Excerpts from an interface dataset
---*---

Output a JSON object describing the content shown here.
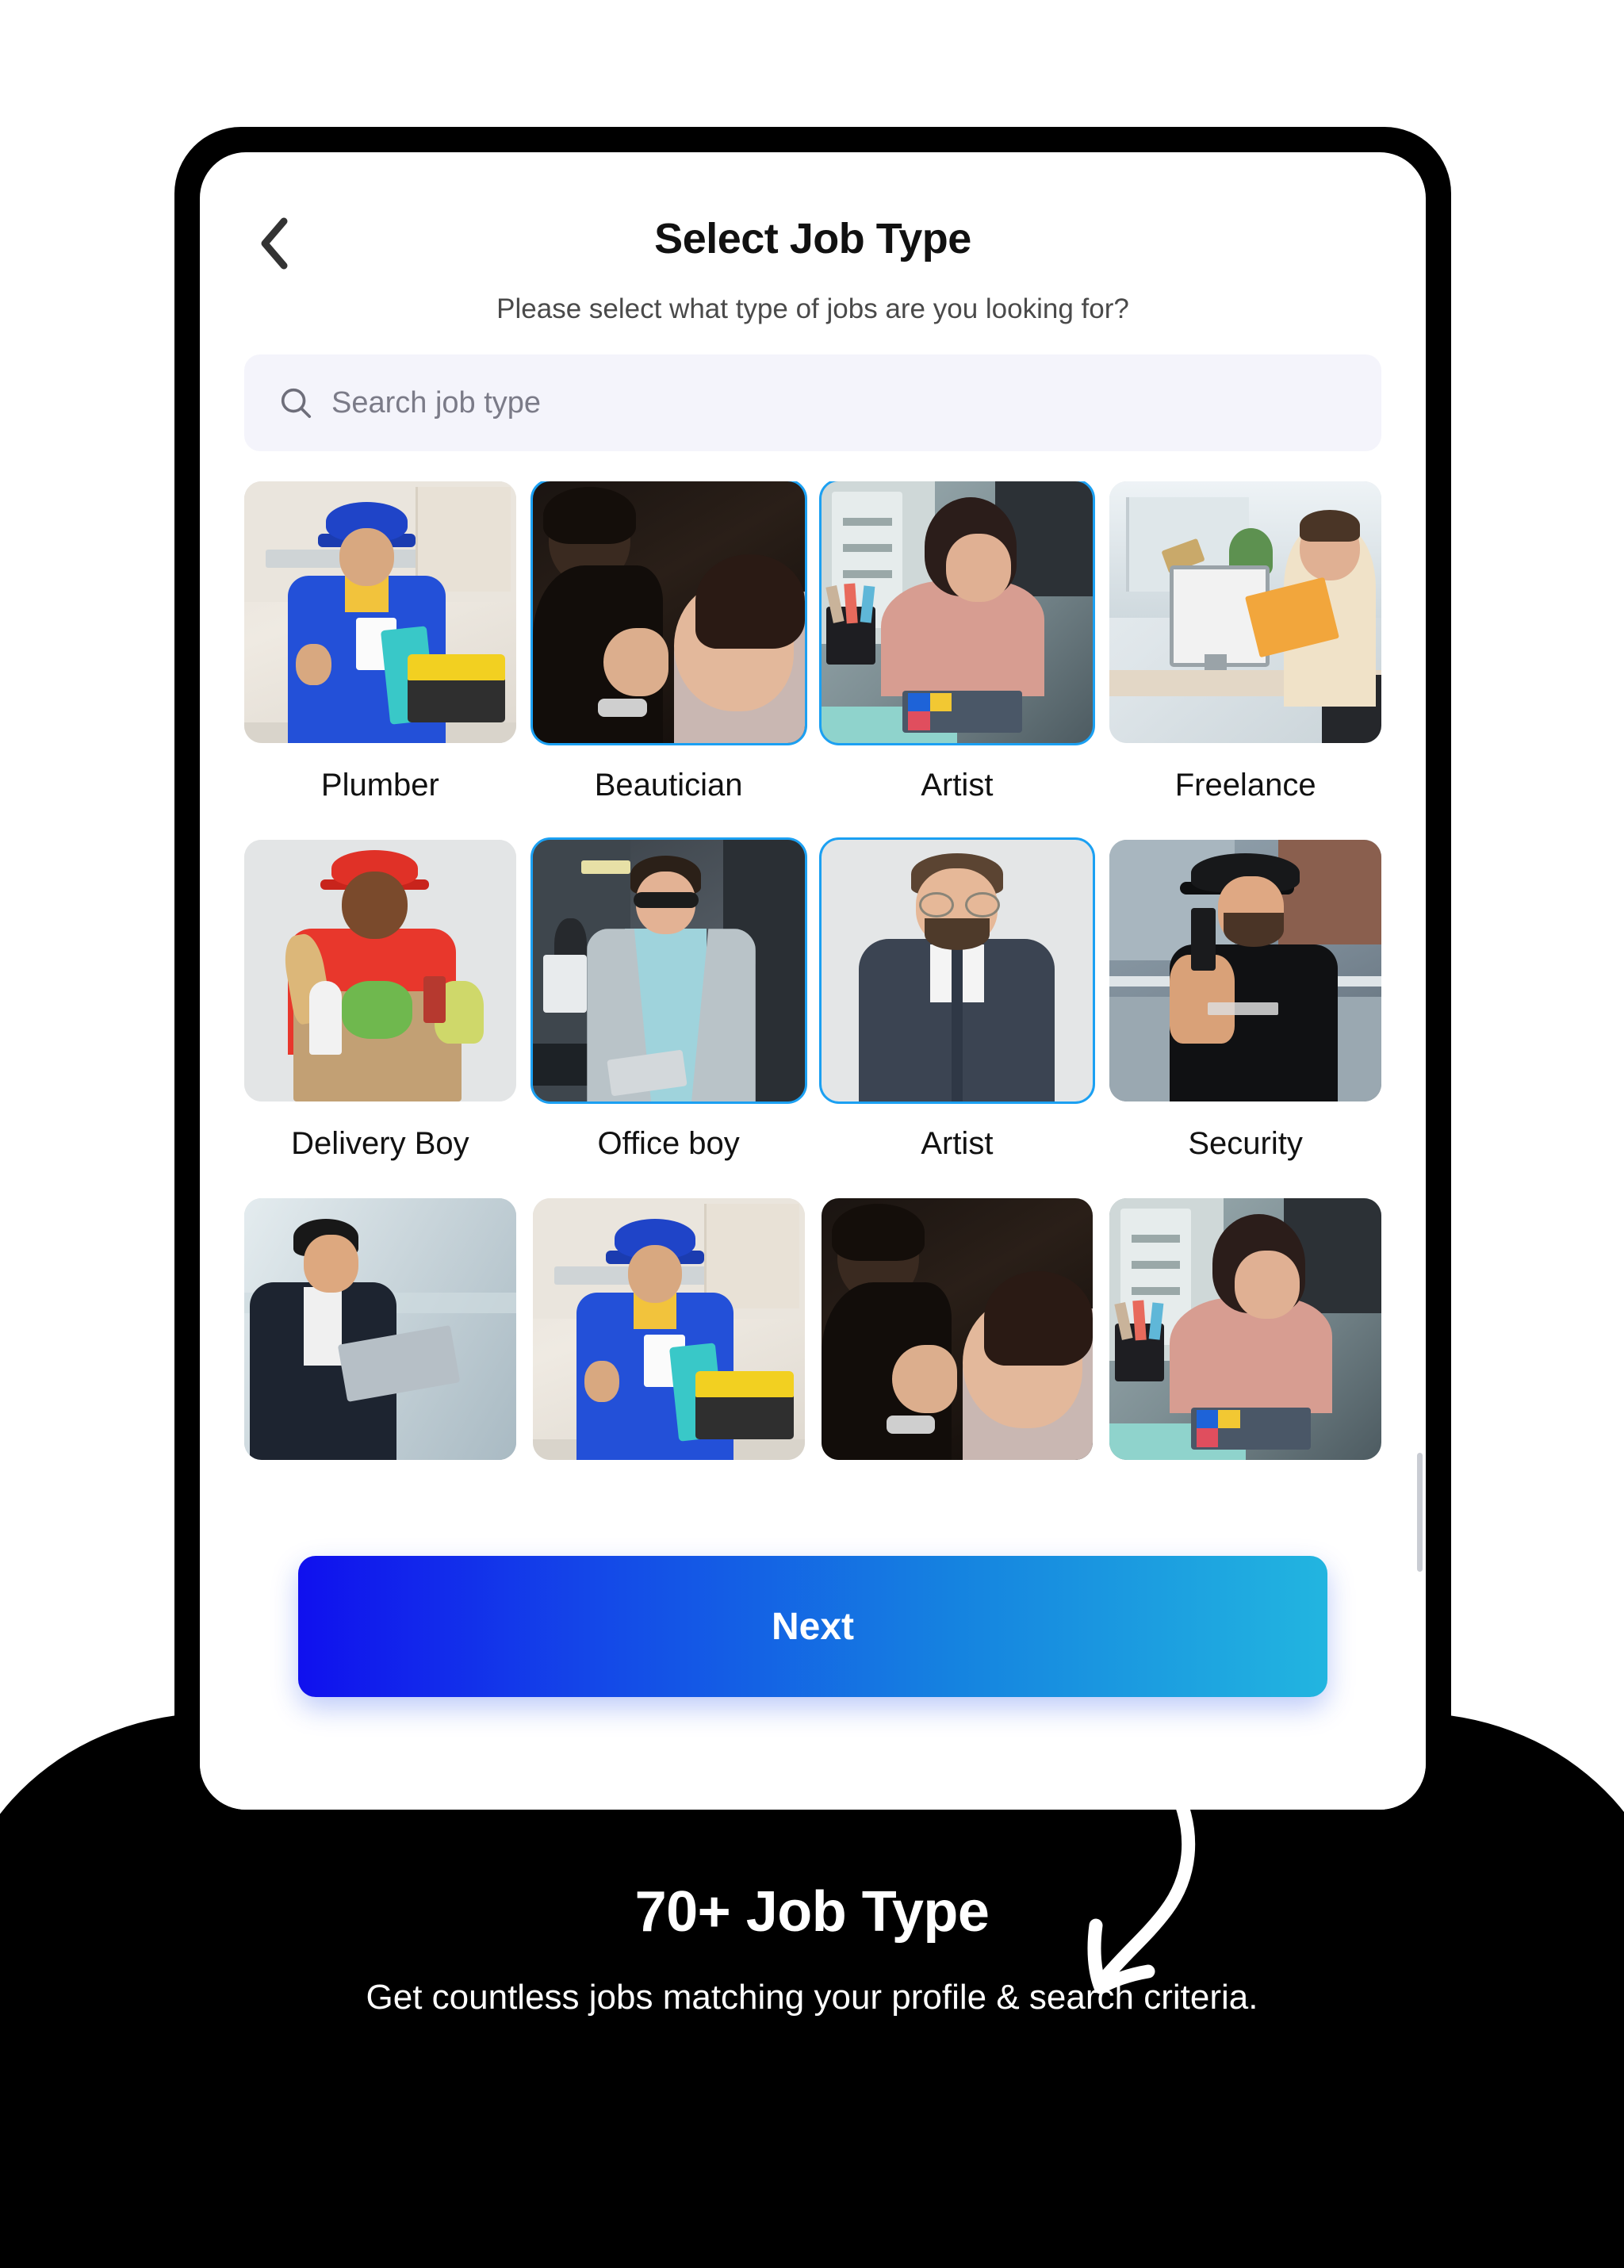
{
  "header": {
    "back_icon": "chevron-left-icon",
    "title": "Select Job Type",
    "subtitle": "Please select what type of jobs are you looking for?"
  },
  "search": {
    "icon": "search-icon",
    "placeholder": "Search job type",
    "value": ""
  },
  "job_types": [
    {
      "label": "Plumber",
      "selected": false,
      "art": "a-plumber"
    },
    {
      "label": "Beautician",
      "selected": true,
      "art": "a-beaut"
    },
    {
      "label": "Artist",
      "selected": true,
      "art": "a-artist"
    },
    {
      "label": "Freelance",
      "selected": false,
      "art": "a-free"
    },
    {
      "label": "Delivery Boy",
      "selected": false,
      "art": "a-deliv"
    },
    {
      "label": "Office boy",
      "selected": true,
      "art": "a-office"
    },
    {
      "label": "Artist",
      "selected": true,
      "art": "a-man"
    },
    {
      "label": "Security",
      "selected": false,
      "art": "a-sec"
    },
    {
      "label": "",
      "selected": false,
      "art": "a-biz"
    },
    {
      "label": "",
      "selected": false,
      "art": "a-plumber"
    },
    {
      "label": "",
      "selected": false,
      "art": "a-beaut"
    },
    {
      "label": "",
      "selected": false,
      "art": "a-artist"
    }
  ],
  "primary_action": {
    "label": "Next"
  },
  "footer": {
    "headline": "70+ Job Type",
    "tagline": "Get countless jobs matching your profile & search criteria.",
    "arrow_icon": "curved-arrow-down-icon"
  },
  "colors": {
    "accent_start": "#1010ee",
    "accent_end": "#22b5e0",
    "selected_border": "#1ba0f2",
    "search_bg": "#f4f4fb",
    "frame": "#000000"
  }
}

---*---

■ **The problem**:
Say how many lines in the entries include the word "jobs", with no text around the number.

■ **Result for this exercise**:
2